Over at Mini-Microsoft, Microsoft employees are listing the details of their compensation changes after their performance reviews.
Reading through them, it is pretty clear that almost everyone is unhappy, both with their reviews and with their relative gains. Which is exactly what you would expect.
This is an instructive example of how forced rank and fine-grained compensation adjustments based on forced rank hurt morale and ends up competing people inside a company against each other.
What you want in an organization is people focused on working together as a team. But, when you use forced rank, a fixed compensation budget for the group, and compensation changes tied to rankings, success for everyone becomes a zero-sum game. You can do just as well by bringing down people on your team -- so you look relatively better -- as by helping people on your team.
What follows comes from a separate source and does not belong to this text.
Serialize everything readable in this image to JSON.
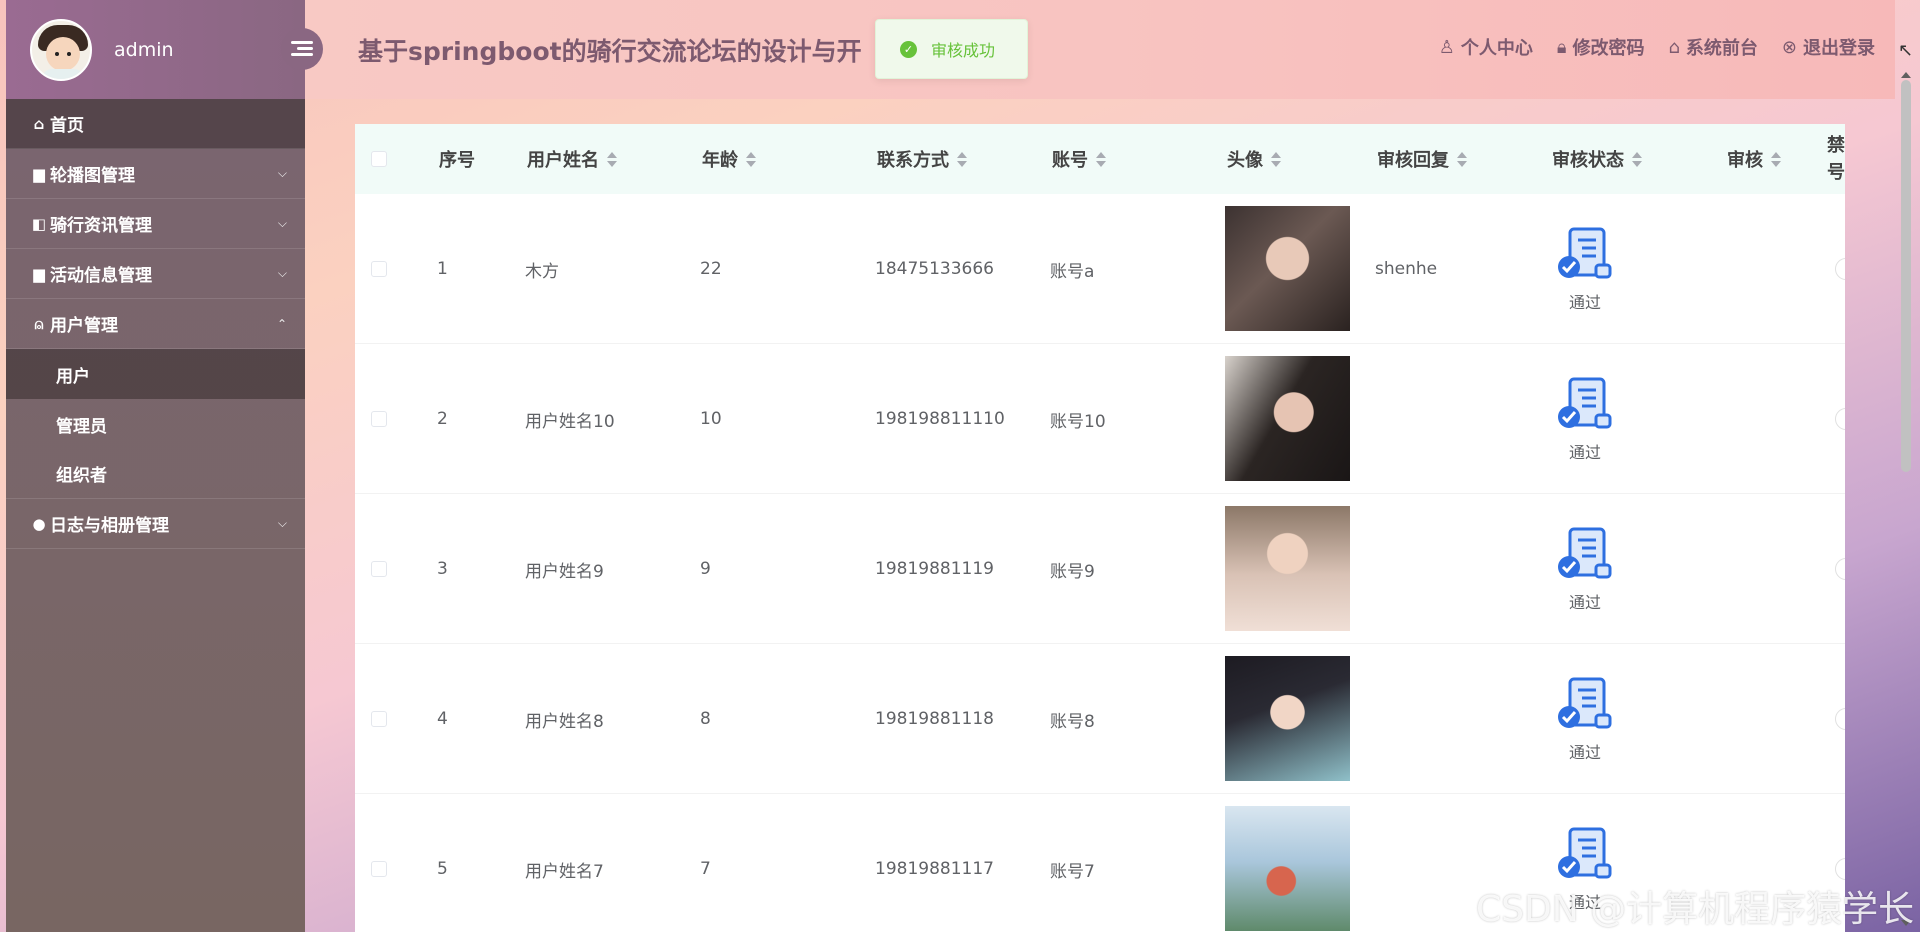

In fact, it is probably easier to do better by dragging down your colleagues because you have direct control over that.
Performance-based compensation sounds great in theory, but never works in practice, partly because managers lack the information and objectivity to implement it well, partly because people never remember what they do badly and so are almost always angered by the review and compensation adjustments.
For more on this topic, please see my earlier posts, "The problem with forced rank", "Management and total nonsense", and "Joel Spolsky on management methods".